Rizzo's likeness becomes the latest casualty in a national conversation around the fate of statues honoring Confederate generals and other racially charged, publicly displayed figures and symbols in American history. Calls to tear down the Rizzo statue followed a deadly white nationalist rally in Charlottesville, Virginia, in August.
The debate has roiled the city for weeks as Philadelphians have wrestled with Rizzo's complicated legacy. The South Philadelphia native served as mayor from 1972 to 1980 and is remembered by supporters as a devoted, outspoken public servant who championed the city.
"He was a very consequential mayor. ... His importance to the city is not a complete positive, but we have to look at his significance in its entirety," said Philadelphia attorney Christine Flowers. "I'm not happy at all. There are communities of color who have very, very bad memories of Mayor Rizzo, but what we need is transparency, not to hide this away in the corner."
Flowers suggested a marker that more fully explained Rizzo's history as a better solution to the issue.
Rizzo's critics, many of them people of color, recall his approach to policing and governing as corrupt and racist, and say his actions are a reminder of the current polarized political climate.
"He tells us a lot about who Philadelphia was, and now our public spaces tell a different story about who we aspire to be and what our future holds for us," said city councilwoman Helen Gym, who called for the statue to be relocated in August. "Relocating the statue is not and has never been about erasing history. It's about acknowledging how complex and complicated our history is, and being thoughtful and deliberate about what images we uphold in our public spaces."
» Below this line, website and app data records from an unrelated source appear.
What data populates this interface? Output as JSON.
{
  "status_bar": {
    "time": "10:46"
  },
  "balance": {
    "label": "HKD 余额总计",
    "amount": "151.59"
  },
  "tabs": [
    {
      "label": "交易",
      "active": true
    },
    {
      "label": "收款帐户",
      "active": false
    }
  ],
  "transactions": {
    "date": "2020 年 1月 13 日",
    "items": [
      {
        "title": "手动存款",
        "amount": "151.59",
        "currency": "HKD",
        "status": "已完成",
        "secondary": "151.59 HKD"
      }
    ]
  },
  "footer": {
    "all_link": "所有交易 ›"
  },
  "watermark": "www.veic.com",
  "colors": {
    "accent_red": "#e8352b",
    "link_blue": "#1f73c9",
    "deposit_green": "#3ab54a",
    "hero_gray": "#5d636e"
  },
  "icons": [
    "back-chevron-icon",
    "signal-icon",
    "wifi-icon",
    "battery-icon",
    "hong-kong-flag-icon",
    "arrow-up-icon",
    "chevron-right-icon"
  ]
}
Black Lives Matter activist Asa Khalif said the city's decision represents "the will of the people, especially those who are black and brown for whom the statue represents generational oppression and violence."
"It sends the message that there is very little tolerance for white supremacy and racism and celebrating those in the past who have oppressed black and brown people," said Khalif, adding that Rizzo's actions and demeanor preceded the country's current racial climate around issues of community policing and outspoken rhetoric.
The statue, a towering bronze sculpture depicting a waving Rizzo descending the plaza steps of a government building, was donated to the city and unveiled in 1999. City officials took public comment on the issue earlier this fall and received more than 4,000 suggestions on what to do with the statue. The city has not said when and where the statue will be moved.